GET THIS: Many paper tea bags are treated with epichlorohydrin, a compound mainly used in the production of epoxy resins. Considered a potential carcinogen by the National Institute for Occupational Safety and Health2 (NIOSH), epichlorohydrin is also used as a pesticide. When epichlorohydrin comes in contact with water, it hydrolyzes to 3-MCPD, which has been shown to cause cancer in animals. It has also been implicated in infertility (it has a spermatoxic effect in male rats) and suppressed immune function.
So what do you do the next time you want a cup of tea?

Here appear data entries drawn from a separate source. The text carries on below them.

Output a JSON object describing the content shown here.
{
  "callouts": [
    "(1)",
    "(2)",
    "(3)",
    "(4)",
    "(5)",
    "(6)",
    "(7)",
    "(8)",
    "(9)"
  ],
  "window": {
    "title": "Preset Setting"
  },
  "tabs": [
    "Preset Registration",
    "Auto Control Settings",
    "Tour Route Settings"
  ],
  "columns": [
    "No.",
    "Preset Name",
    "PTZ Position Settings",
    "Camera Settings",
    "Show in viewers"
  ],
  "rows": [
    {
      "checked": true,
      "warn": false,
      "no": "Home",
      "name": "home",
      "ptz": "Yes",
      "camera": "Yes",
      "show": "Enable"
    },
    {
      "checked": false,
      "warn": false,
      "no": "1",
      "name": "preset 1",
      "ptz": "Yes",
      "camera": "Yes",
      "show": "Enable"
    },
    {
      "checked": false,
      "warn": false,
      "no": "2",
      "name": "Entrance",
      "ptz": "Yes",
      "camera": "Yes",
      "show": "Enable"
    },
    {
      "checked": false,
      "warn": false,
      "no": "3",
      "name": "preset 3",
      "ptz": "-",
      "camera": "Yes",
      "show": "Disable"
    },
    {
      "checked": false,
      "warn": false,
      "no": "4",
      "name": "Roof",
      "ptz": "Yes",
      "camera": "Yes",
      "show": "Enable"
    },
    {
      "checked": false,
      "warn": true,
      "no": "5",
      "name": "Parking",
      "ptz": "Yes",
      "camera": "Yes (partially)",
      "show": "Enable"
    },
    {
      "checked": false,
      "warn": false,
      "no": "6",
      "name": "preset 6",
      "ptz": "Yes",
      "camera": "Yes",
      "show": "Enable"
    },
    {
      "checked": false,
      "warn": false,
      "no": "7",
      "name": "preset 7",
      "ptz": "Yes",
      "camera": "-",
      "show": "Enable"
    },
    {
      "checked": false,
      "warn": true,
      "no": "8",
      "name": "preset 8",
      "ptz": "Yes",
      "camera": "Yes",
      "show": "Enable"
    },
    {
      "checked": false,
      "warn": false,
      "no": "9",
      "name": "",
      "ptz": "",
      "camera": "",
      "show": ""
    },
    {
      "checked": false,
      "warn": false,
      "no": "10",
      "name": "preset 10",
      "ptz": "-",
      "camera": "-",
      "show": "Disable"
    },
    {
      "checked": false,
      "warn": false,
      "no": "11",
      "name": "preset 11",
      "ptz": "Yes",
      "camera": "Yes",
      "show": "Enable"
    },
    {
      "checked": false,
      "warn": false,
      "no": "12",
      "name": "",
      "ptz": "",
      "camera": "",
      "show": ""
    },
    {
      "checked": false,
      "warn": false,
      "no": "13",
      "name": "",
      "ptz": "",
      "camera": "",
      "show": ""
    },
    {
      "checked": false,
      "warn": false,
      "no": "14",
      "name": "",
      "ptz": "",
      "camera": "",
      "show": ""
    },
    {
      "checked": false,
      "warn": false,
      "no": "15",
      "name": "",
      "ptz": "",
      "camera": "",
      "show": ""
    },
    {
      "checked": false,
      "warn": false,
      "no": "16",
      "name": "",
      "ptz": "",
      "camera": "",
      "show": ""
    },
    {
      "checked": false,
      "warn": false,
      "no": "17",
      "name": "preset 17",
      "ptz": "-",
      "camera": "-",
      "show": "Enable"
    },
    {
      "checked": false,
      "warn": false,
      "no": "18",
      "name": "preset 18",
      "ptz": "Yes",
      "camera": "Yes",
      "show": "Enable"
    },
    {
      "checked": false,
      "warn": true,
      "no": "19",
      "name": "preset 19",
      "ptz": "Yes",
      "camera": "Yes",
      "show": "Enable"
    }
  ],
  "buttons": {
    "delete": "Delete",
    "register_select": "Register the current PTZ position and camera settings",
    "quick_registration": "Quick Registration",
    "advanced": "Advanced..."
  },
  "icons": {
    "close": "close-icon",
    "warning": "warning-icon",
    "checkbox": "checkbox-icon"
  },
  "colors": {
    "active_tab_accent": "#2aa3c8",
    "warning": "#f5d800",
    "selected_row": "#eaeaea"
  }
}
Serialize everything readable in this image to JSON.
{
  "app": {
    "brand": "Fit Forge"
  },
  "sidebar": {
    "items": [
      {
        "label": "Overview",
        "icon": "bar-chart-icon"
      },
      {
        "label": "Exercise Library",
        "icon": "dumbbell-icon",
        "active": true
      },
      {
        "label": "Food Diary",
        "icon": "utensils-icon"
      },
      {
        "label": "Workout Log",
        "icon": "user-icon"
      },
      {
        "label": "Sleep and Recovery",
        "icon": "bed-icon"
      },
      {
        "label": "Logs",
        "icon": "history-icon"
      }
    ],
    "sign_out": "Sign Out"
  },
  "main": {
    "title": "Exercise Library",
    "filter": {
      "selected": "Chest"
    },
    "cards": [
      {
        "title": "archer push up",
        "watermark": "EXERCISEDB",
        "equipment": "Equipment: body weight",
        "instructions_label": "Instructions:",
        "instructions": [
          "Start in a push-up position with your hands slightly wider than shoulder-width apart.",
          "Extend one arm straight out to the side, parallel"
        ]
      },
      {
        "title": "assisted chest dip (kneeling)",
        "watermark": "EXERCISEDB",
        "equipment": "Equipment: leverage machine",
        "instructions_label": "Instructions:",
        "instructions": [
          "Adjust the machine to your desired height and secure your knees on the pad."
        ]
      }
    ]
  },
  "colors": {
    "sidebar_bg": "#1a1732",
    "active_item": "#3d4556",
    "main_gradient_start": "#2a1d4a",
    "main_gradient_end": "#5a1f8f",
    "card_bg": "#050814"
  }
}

Antioxidant rich teas aren’t going to do much to counterbalance the chemicals, additives and artificial flavorings in today’s modern teas.
First, I recommend looking at this chart below to see how your favorite tea brand stacks up:
And then when brewing and picking out the safest tea remember these tips:
1. Choose an organic & non-GMO certified brand of tea.
2. Check the ingredient list on the back of the tea package to make sure there are no added flavors, GMO ingredients like soy lecithin and corn starch added to the tea leaves.
3. Make sure the brand you buy uses a safe form of packaging material or buy loose leaf tea and use a stainless steel or glass tea strainer. Have the company verify that bags do not contain epichlorophydrin, and avoid plastic tea bags all together.
4. The majority of restaurants use some of the most pesticide ridden tea and brands that have harmful packaging like Celestial Seasonings, Lipton, Bigelow, etc. Don’t fall victim to this. Bring your own tea when eating out or going to restaurants and ask for pot or cup of boiling water (remember to leave a good tip if you do this). I even do this at Starbucks because I like to vote with my dollars and not buy tea brands that are harmful. If you drink iced tea, brew your own at home and carry an insulated water bottle with you.
5. Remember these temps and times for brewing the perfect cup of tea
If you know someone who loves to drink tea, please share this post with them. I was just as shocked as you probably are about all of this craziness – knowing what’s in our tea and what we put in our body matters! Let’s change the world together.